If 1903 was bad, 1904 was even worse; the Phillies lost 100 games and finished dead last, after a dispirited battle for the bottom with the Brooklyn Superbas and the Boston Beaneaters, 53 ½ games behind John McGraw’s New York Giants. Chief Zimmer was out and Hugh Duffy in as Phillies’ manager. Duffy, the long-time Boston Beaneater centerfielder was best known for his 1894 season when he hit an astounding .440. It may be recalled that 1894 was the year the Phillies had four outfielders hit over .400 and Billy Hamilton scored 195 runs. Boston scored 1220 runs that year in a 132-game schedule prompting the question: what kind of rabbit juice was squirted into 1894 baseballs?

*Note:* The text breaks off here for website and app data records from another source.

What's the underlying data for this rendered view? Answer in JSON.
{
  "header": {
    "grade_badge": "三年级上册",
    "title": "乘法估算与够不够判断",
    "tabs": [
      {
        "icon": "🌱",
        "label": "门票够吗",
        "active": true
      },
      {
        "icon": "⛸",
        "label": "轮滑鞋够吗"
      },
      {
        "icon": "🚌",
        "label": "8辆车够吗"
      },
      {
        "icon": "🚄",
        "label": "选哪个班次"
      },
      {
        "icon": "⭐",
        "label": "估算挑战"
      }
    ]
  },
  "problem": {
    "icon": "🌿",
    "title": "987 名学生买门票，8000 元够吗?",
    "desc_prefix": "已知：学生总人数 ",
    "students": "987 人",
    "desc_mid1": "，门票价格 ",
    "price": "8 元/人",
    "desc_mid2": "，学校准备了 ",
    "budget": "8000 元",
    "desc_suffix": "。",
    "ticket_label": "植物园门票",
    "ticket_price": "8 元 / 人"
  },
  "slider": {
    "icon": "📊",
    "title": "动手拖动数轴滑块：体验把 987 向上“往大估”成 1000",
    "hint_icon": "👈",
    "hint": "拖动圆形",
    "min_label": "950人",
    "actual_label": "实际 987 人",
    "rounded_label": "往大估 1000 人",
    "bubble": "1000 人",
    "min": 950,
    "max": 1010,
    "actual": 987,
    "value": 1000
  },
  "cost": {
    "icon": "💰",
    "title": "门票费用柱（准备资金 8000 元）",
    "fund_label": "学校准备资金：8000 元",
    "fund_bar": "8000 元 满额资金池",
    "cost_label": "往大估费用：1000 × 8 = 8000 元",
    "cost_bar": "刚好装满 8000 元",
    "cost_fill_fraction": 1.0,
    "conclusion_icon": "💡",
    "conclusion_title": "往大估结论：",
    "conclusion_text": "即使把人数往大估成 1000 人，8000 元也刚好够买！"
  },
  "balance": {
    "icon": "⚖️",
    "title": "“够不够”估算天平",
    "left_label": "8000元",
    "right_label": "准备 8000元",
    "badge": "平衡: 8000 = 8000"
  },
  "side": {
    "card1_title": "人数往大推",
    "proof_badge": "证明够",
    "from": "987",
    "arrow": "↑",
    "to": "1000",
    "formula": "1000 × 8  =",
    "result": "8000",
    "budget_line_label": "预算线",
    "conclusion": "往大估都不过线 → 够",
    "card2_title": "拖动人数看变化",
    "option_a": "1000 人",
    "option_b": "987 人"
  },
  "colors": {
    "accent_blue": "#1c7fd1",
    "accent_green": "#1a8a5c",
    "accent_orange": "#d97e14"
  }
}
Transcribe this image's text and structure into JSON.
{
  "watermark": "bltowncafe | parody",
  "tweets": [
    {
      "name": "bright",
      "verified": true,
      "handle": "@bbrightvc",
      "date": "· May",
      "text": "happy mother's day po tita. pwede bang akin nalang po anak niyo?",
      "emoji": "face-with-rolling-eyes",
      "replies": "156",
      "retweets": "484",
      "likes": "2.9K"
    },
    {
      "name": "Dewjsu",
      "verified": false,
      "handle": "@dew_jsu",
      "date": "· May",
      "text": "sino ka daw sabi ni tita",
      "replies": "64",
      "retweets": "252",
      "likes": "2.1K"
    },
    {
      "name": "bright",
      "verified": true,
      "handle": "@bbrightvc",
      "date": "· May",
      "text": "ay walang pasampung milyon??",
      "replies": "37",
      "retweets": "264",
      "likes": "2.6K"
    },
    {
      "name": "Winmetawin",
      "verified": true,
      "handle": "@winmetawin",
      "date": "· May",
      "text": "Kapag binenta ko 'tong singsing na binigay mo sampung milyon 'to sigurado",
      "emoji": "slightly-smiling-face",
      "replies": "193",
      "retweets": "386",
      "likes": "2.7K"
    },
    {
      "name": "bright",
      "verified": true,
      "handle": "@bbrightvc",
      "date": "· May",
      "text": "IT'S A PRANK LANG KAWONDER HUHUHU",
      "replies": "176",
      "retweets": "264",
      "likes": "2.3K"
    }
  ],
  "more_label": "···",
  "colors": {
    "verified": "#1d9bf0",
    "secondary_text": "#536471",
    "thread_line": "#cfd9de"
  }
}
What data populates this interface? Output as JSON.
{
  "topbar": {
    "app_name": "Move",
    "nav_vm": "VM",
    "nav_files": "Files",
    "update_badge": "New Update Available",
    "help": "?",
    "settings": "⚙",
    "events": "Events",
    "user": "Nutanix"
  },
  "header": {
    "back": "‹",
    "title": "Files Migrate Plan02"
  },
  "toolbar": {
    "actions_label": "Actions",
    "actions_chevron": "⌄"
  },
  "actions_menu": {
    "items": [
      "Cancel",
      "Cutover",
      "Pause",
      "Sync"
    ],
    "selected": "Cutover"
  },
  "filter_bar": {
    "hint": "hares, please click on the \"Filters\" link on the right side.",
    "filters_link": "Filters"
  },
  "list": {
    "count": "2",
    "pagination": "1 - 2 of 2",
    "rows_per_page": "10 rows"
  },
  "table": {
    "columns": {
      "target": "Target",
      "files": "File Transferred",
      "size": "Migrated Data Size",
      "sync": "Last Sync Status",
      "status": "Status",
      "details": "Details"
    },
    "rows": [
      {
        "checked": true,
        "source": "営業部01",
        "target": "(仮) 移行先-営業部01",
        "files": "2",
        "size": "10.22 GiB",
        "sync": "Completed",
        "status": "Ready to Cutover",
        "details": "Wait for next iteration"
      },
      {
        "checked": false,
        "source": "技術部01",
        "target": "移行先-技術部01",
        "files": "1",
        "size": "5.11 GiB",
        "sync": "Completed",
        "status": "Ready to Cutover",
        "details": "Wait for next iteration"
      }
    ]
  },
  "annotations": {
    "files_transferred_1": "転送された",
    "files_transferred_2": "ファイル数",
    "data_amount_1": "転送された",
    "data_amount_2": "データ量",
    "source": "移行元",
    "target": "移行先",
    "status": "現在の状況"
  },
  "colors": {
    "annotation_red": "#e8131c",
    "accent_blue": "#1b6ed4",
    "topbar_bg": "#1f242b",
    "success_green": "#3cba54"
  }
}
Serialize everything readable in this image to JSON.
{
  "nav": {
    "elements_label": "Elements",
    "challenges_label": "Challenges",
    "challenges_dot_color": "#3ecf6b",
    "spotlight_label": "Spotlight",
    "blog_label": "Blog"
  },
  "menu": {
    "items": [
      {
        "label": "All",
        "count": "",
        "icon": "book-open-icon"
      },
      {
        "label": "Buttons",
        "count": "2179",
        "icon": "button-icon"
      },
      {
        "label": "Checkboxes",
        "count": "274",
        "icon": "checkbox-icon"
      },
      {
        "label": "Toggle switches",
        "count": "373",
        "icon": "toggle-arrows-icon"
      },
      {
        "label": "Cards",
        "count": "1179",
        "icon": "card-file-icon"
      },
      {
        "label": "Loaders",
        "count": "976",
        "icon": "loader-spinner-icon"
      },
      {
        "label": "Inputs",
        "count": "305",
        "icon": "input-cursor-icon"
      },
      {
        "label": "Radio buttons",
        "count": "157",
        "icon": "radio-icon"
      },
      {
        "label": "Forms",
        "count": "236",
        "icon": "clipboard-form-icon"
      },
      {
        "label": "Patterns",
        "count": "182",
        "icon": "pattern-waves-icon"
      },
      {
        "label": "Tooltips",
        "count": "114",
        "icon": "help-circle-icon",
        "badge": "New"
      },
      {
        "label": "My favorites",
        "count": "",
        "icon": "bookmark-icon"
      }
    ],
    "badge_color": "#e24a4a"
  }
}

Hughie could have used a little juice for his 1904 Phillies who could plate only 571 runs in a 154-game schedule. Nobody hit .300 and the pitching was dreadful. A bright spot was 19-year-old outfielder Sherry Magee who had 30 extra base hits and led the team in RBIs with 57 in only 387 plate appearances. Catcher Red Dooin, who had but 10 homeruns in a 15-year career, hit six in 1904.
And then there was 35-year old John McPherson. Other than a four-inning appearance in 1901, this was the only year he pitched in the Major Leagues. But he had some tales to tell his grandchildren. Listen my children and you shall hear – about the April 19th day in Philadelphia when Johnny Mac went toe-to-toe for 15 innings in a darkness-ended 1-1 tie with New York Giants’ Iron Man Joe McGinnity who would go 35-8 on the season. Or the June 22nd day in Brooklyn, a 13 inning, 1-0 victory, the only McPerson win in a 1-12 season, and a 1-13 career.
It was about this time in baseball history when the spit ball, emery ball, and all manner of doctored pitches began to harass the already beleaguered hitters. Maybe the spit ball would have helped John McPherson. Or not. One guy who didn’t need any trick pitches was the Giants’ Christy Mathewson, although who knows what he was putting on his famous “fadeaway”. Matty was a prime reason why his team won pennants in 1904 and 1905, then three straight from 1911 to 1913. Indicative of his power was the October, 1904 game when he struck out 16 St.Louis Cardinals in a 3-1 win that was completed in one hour and 15 minutes. Mathewson was so dominant (33-12) that when the Phillies’ Chick Fraser (14-24) beat him 12-1 on April 21, the specter of gamblers’ influenced games was raised.
Another proud Phillies’ 1904 moment (there were so few), was the July 5th 6-5 win that broke an 18-game Giants’ winning streak. At that halfway point in the season, the Giants were 53-18, and McGraw scoffed at the idea of a post-season faceoff against the AL champion. He said: “When we clinch the National League, we’ll be champions of the only real major league team.”
In 1904 there was no World’s Series.By max blue